With the code coming along well, our game structure appeared rigid in its simplicity (more like our inspiration from 4 pictures, 1 word). Aim to give the user self-gratification and closure within the game as well as there overall experience with the exhibition at Salisbury cathedral (thus moving away from 4 pictures, 1 word). Thus in order to inject more creativity into our game we made the development of including a narrative. We achieved this by setting the game at the celebration of the Magna Cartas 800th birthday! Thus coincided nicely with the resent development of a magna carta mascot.
App starts and Magna Carta man is sad because its his birthday and no one has bought him a cake thus the aim of the game is to answer each question to obtain a cake slice to give to him.
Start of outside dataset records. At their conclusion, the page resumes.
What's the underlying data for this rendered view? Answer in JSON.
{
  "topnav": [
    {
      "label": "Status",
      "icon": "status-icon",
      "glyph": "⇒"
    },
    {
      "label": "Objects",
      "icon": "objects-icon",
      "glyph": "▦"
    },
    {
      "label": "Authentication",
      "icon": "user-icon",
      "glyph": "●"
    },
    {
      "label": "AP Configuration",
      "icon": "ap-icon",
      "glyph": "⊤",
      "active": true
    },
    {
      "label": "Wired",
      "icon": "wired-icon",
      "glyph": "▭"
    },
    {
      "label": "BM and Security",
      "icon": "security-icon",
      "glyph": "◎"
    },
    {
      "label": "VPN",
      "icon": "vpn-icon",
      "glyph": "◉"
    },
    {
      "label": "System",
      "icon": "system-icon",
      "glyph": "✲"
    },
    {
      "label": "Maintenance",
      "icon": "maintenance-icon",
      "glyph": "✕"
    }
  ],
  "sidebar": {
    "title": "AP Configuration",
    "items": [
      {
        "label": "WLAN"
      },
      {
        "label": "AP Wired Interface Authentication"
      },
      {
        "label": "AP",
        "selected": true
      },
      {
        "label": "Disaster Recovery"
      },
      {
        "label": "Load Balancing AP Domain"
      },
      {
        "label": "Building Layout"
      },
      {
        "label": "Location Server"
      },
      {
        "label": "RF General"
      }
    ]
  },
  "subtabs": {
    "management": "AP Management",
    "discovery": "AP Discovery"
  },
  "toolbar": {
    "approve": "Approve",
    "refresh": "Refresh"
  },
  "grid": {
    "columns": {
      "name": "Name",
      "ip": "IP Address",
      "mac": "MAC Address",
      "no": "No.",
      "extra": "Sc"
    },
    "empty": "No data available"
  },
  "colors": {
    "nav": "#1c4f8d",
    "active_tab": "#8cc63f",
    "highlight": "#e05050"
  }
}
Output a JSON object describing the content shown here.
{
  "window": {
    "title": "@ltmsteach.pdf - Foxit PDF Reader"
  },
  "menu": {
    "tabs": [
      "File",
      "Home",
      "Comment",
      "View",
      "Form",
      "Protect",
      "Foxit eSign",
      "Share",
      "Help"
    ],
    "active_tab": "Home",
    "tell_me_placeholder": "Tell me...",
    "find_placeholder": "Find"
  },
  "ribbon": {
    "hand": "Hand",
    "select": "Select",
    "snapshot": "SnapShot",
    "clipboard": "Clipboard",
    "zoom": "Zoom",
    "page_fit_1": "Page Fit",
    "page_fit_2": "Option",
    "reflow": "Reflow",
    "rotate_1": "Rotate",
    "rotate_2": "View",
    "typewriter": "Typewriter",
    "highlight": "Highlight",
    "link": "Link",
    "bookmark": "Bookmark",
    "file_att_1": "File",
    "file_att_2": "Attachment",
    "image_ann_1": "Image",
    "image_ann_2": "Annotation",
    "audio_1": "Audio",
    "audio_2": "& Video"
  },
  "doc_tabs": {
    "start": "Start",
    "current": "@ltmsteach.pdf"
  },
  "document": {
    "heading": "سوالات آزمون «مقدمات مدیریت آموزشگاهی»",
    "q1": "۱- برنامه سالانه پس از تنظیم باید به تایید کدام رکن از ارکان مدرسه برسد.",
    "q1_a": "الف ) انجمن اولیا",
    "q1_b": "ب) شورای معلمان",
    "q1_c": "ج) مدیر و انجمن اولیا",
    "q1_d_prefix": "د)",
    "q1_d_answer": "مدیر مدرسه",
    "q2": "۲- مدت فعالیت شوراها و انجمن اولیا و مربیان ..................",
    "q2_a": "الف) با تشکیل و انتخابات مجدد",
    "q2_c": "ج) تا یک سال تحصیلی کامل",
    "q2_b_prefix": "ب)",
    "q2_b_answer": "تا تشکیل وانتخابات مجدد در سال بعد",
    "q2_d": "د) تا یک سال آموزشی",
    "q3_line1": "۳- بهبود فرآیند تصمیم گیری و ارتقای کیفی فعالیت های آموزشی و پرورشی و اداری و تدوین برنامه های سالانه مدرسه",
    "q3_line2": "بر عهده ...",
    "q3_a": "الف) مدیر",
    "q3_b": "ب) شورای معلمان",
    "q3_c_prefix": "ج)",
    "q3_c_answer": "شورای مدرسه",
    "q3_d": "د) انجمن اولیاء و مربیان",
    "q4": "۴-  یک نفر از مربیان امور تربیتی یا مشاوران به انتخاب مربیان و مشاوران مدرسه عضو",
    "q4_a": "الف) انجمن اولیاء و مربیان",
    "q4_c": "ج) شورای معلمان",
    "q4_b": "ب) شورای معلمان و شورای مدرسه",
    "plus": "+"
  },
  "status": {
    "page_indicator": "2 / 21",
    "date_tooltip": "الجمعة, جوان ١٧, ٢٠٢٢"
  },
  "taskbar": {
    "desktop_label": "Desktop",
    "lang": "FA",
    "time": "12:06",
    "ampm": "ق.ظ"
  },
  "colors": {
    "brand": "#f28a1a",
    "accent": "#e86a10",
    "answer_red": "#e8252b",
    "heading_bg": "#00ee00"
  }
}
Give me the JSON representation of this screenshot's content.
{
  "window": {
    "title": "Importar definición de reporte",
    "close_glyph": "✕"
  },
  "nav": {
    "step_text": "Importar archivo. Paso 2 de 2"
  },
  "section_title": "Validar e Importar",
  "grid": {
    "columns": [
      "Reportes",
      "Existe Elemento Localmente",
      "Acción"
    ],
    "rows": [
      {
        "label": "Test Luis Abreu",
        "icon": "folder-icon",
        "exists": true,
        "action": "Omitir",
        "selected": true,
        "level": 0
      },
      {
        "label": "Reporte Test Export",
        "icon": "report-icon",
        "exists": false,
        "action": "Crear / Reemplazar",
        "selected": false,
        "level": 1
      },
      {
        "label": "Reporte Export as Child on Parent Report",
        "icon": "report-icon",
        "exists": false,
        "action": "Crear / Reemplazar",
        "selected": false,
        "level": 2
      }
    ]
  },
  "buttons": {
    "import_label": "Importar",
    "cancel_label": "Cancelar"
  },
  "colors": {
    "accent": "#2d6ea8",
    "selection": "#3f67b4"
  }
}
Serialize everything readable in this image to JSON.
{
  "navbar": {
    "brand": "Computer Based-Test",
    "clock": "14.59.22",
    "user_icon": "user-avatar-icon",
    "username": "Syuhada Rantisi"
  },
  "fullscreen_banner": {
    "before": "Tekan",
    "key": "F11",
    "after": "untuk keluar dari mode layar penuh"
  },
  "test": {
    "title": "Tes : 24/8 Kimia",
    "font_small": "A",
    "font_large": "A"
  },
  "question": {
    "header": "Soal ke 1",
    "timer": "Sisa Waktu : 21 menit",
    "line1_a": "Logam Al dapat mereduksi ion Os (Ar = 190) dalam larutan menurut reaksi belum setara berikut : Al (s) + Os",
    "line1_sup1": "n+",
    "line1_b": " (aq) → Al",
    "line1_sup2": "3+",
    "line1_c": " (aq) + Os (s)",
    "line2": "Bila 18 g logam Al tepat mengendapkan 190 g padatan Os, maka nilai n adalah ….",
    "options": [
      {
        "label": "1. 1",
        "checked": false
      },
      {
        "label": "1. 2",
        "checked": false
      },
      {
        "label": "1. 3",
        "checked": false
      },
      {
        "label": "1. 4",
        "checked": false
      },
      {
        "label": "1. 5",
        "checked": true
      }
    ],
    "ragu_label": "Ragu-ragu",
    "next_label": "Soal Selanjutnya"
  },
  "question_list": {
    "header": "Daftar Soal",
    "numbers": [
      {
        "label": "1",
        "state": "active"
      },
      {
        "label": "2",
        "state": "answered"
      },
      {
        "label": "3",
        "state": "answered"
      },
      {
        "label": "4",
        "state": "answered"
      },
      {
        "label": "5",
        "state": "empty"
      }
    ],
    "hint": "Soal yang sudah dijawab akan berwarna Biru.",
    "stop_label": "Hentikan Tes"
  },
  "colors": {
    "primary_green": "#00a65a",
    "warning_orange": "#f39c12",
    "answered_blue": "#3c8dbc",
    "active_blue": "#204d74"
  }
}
This also provided voice for a more elegant design where a level system was no longer needed, instead a much more elegant progression bar, which didn’t increase in difficulty but instead provided closure to the end of the game while tying in more appropriately with the personification of the magna carta.
This also led to the suggested development that we provide a prize at the end of the game in the form of vouchers for cake at the café. The problem with this is that we wouldn’t know how many people would play the game and are not in a position of power to offer unlimited vouchers so therefor must act professionally and provide what the client was after rather than the user. To counteract this we devised a finishing screen where the user is able to give the magna carta a birthday cake. Thus give user closure and solidify an enjoyable game experience. This story telling element where each level is rewarded is also a common convention in video games such as assigns creed where parts of a story are accumulated and by completing the game the user is rewarded with the entire game. Thus the accumulated a cake slice within each level acts as an incentive to finish each stage.